---------- DATA FOR ANALYSIS
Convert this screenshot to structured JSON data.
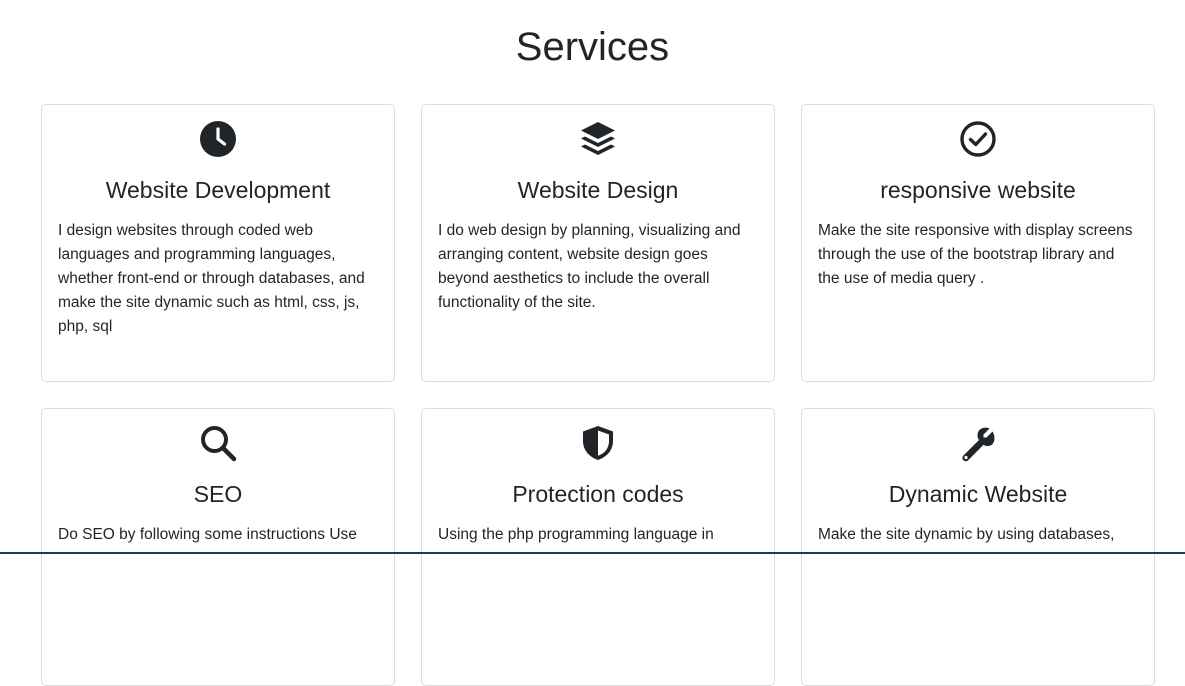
{
  "section": {
    "title": "Services"
  },
  "cards": [
    {
      "icon": "clock-icon",
      "title": "Website Development",
      "text": "I design websites through coded web languages and programming languages, whether front-end or through databases, and make the site dynamic such as html, css, js, php, sql"
    },
    {
      "icon": "layers-icon",
      "title": "Website Design",
      "text": "I do web design by planning, visualizing and arranging content, website design goes beyond aesthetics to include the overall functionality of the site."
    },
    {
      "icon": "check-circle-icon",
      "title": "responsive website",
      "text": "Make the site responsive with display screens through the use of the bootstrap library and the use of media query ."
    },
    {
      "icon": "search-icon",
      "title": "SEO",
      "text": "Do SEO by following some instructions Use"
    },
    {
      "icon": "shield-icon",
      "title": "Protection codes",
      "text": "Using the php programming language in"
    },
    {
      "icon": "wrench-icon",
      "title": "Dynamic Website",
      "text": "Make the site dynamic by using databases,"
    }
  ]
}
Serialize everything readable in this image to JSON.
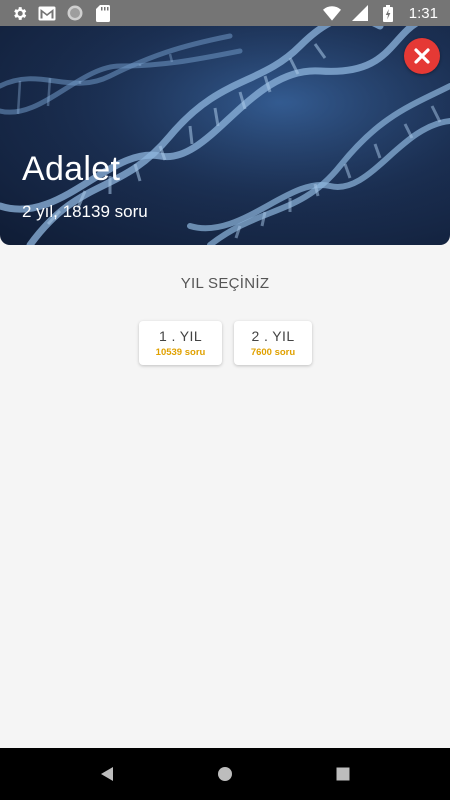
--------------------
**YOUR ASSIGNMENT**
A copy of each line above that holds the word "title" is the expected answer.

**PROBLEM SOLUTION**
    "title": "Services"
      "title": "Website Development",
      "title": "Website Design",
      "title": "responsive website",
      "title": "SEO",
      "title": "Protection codes",
      "title": "Dynamic Website",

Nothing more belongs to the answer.